Monday, February 23, 2009

Straw, Earth, Mud, Plaster, Birth

It's so interesting to me that many of the same people who think government should stay out of their lives believe government should have a bigger role in the lives of others (The Lives of Others, a very good movie, by the way). Like say, legislating where we can give birth and who can attend that birth. And, they don't even choose the side with the best outcomes. Very odd, don't you think?

This is not to be a political rant but we are in danger of losing a very basic right and it makes me happy when I see things like this: Marshall University Nurse Midwifery Emphasis added to MSN Program. I come from that neck of the woods and this is a boon to the area. Hopefully many will stay and serve the population.

Tuesday, February 17, 2009

More Plaster

I never know where this blog will take me, kind of like life. On the heels of my plaster post last week, this week Rick (the spousal unit), worked with the National Park Service in helping to preserve buildings in the Fort Lowell Historic Neighborhood (see more about Ft Lowell here). These are adobe buildings from the 1860's that are melting away. Adobe is a wonderful for building but it must be maintained, when it isn't, it quickly deteriorates. One of these structures was inhabited until 2006 but in our climate, with its torrential summer rains, adobe can quickly return to its base materials. The intent of this project is to preserve what's remaining, not restore to original. Some photos of the area and the work being done.

Tuesday, February 10, 2009

Plaster and Paint

Our hearth brown clay paint, wall a lighter (perhaps Lincoln clay) paint.
Looking at the photo of the mirror in the previous post my eye is drawn to the texture of the wall behind the mirror. That is clay paint, sometimes called alis. Homemade clay paint. Homemade by me (and him).

Strawbale building in a nutshell: outer walls-stacked strawbales with roof tied to foundation by steel that runs through the bales. Inner walls-some folks do some creative and labor intensive things such as wattle and daub, or cob but we chose the old standby of frame and drywall. However, I didn't want latex on drywall as the finish; too flat, too boring, too smelly.

Two slightly different clays.
After attending a workshop with Bill and Athena Steen at the Canelo Project, I decided to earthen plaster the drywall. You can buy earthen or clay plaster but it was out of our budget range and, we had lots of clay.

But that's clay paint on the walls.

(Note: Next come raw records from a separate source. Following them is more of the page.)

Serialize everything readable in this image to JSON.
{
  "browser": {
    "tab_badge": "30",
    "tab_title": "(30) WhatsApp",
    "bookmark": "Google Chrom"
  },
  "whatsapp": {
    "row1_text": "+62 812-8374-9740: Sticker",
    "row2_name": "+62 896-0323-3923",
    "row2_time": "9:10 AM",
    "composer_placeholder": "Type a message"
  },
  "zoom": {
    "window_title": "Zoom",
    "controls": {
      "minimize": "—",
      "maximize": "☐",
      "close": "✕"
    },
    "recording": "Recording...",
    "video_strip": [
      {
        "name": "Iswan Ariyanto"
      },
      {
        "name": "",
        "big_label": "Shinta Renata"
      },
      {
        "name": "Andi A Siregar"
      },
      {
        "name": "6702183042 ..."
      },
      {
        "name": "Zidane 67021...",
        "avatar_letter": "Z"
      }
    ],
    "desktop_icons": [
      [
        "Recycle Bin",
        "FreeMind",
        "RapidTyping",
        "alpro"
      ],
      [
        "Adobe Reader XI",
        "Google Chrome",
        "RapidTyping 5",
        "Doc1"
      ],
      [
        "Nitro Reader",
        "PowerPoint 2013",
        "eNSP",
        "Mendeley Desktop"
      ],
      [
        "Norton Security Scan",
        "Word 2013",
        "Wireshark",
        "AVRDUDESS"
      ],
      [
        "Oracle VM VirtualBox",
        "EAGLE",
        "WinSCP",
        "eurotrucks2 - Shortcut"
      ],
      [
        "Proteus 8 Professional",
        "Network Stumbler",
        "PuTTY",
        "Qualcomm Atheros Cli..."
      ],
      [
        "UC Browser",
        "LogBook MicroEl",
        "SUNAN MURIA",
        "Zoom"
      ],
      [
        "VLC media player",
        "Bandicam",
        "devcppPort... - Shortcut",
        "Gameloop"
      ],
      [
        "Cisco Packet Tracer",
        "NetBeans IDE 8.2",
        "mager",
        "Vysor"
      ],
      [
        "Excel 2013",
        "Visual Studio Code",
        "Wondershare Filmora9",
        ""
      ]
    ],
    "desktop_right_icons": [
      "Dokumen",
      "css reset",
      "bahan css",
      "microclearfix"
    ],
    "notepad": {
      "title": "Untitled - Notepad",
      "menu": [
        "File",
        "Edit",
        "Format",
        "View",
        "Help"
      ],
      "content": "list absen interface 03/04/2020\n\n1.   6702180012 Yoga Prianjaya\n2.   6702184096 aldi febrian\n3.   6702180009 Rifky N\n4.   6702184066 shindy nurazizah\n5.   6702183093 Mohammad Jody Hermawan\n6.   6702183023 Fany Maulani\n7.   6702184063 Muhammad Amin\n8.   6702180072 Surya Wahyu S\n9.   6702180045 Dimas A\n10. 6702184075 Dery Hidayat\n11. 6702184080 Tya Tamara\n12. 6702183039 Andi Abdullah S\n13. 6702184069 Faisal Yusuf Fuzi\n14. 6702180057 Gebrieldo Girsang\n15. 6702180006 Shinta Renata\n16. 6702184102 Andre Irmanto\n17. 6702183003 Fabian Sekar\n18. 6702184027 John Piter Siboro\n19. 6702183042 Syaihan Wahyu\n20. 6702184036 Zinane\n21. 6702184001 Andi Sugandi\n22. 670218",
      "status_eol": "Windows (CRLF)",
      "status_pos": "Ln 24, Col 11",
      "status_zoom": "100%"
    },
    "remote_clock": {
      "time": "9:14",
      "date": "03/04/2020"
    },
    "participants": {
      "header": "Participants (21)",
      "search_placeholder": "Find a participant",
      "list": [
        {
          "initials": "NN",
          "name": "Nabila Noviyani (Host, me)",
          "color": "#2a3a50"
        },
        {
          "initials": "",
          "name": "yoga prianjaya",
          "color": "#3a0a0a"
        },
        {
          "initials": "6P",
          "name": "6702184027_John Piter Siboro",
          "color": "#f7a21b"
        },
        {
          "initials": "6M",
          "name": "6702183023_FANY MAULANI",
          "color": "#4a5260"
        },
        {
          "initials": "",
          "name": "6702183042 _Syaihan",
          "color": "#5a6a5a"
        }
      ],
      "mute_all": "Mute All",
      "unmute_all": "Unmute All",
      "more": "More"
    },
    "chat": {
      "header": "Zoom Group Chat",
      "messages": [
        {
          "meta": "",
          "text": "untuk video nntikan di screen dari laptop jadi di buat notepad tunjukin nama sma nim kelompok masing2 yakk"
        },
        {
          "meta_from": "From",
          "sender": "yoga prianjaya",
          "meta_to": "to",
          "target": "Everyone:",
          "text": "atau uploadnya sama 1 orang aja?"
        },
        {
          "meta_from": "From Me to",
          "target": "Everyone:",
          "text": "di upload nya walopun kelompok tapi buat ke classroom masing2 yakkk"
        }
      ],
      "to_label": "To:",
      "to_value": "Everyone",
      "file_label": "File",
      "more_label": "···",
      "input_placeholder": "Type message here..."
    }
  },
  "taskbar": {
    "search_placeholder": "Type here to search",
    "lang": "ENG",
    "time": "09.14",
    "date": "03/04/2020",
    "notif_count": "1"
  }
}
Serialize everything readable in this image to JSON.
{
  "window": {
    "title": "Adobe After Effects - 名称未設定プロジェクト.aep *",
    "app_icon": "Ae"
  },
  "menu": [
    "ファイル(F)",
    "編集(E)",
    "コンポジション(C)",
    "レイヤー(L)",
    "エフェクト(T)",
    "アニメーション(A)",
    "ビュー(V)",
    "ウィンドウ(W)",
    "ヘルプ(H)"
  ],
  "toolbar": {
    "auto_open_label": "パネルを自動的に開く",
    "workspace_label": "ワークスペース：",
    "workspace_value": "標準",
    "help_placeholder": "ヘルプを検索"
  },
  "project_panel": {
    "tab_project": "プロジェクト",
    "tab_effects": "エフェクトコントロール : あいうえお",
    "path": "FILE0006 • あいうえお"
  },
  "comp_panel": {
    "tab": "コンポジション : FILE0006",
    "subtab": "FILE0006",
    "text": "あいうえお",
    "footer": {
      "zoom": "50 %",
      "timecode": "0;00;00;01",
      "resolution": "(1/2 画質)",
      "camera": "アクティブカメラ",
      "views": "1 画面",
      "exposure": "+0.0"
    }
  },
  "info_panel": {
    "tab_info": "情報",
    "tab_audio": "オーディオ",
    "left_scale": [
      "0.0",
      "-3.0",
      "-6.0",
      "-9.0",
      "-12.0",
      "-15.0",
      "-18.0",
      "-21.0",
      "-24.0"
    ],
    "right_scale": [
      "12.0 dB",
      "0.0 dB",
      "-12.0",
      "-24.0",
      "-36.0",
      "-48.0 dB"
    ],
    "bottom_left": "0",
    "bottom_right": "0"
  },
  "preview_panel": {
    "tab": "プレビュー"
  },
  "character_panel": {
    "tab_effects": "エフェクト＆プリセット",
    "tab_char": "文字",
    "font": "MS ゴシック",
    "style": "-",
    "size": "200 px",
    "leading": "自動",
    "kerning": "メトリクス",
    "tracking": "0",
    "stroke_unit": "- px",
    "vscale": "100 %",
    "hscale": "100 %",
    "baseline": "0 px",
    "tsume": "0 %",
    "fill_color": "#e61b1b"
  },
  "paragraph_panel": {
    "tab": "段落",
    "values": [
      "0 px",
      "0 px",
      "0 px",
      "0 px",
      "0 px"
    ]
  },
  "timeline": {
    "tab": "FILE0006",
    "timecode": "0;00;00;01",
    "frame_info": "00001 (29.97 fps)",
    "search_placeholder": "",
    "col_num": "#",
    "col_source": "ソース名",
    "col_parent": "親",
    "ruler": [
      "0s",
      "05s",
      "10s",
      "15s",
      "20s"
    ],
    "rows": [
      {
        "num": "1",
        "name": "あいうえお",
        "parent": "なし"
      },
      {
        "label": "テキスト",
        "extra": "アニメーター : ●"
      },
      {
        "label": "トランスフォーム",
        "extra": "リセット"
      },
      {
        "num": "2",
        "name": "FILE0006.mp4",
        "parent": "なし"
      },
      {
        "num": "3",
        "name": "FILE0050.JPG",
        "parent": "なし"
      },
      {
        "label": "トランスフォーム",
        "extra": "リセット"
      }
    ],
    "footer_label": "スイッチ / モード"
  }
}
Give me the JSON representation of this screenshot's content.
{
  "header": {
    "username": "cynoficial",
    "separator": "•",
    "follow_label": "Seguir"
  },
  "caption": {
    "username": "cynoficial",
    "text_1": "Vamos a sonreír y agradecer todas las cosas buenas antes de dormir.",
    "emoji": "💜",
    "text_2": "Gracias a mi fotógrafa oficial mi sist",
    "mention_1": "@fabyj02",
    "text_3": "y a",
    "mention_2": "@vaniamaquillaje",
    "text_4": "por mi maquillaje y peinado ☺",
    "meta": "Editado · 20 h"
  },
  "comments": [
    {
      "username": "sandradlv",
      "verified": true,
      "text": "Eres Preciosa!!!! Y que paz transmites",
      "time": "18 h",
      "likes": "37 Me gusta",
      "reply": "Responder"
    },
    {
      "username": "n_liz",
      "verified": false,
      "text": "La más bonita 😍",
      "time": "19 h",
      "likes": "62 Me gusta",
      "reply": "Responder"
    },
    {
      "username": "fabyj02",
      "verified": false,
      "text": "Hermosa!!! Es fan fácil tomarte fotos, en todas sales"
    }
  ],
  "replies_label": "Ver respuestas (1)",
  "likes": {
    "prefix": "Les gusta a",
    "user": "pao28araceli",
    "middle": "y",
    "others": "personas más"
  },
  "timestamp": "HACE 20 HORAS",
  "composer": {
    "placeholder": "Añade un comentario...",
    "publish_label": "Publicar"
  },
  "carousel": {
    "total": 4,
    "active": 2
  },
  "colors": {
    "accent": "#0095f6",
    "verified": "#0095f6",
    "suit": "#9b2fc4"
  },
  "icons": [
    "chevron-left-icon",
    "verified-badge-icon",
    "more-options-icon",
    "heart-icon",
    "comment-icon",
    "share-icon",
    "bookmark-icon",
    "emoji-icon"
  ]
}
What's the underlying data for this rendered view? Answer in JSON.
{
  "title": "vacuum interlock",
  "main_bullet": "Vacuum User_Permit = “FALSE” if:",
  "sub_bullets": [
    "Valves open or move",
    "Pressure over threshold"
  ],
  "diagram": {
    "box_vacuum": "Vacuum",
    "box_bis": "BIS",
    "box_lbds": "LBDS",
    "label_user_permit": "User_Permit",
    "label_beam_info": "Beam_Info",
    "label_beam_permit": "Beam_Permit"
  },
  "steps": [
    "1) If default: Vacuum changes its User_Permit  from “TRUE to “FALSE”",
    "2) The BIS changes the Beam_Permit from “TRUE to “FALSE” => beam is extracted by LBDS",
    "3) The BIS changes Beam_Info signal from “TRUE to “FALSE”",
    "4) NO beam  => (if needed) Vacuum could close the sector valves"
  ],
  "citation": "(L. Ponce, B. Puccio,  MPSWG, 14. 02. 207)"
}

So what happened to the plaster? We had already plastered the outside and the interior strawbales walls and we got tired. There comes a point when building a house that you just have to finish and we had reached that point. Lets just get this done! So we bailed on the plaster and went to clay paint.

Clay paint recipe: finely sifted clay (I used the more typical brown for some walls, but purchased very fine ceramic clay, like Kaolin, for others), fine sand, finely chopped straw (or mica), water and flour paste. We also added a small amount of powdered milk to ours. The milk acts as a binder as in old-fashioned milk paint. You mix the first 5 ingredients and then slowly add the milk until it starts to thicken to the consistency of heavy cream. Then take the biggest brush you can handle and start slathering it on the walls. It's a messy process but worth it. The walls have a nice texture and the clay and sand add a small bit to the thermal mass of the house.
It did what we needed it to do.

That being said, I will plaster the walls some day as that's the look I wanted from the getgo.

I'm not sure when, but the day is getting closer.

Tuesday, February 3, 2009

Mirror, mirror...

I needed a mirror for above the washstand that sits in our quasi-entryway. The washstand came from my great-grandmother and had for many years lived in a garage as a workbench. Talk about patina! My dad lovingly brought it back to life for me and I've had it since the spousal unit and I were married. Previously the watercolor that I wrote about here, hung above it but in a small space mirrors and light are your friend and a mirror hung above the stand would reflect light and the outdoors from a window on the opposite wall.

Now, I don't know when you last purchased a mirror but holy, moly they are pricey, especially the larger ones. And I knew I wanted a substantial frame so, I put on my scavenger cap and went on a hunt. While thrifting one day I found an old white painted (looked like latex) frame that was about the size I had envisioned. Then on another day I happened on a mirror in a 1-inch fakewood frame for a couple of bucks. The mirror would not fit perfectly into the frame but I thought I could make it work and I did.

What do you think?

Sunday, February 1, 2009

Thanks to Paul Levy for pointing me to Movin' Meat for this reminder.

Which got me thinking and brought back this memory:

I almost lactate when I hear these songs. I'm taken back to a quiet room, in the middle of the night with a baby at the breast, dreaming dreams of the future.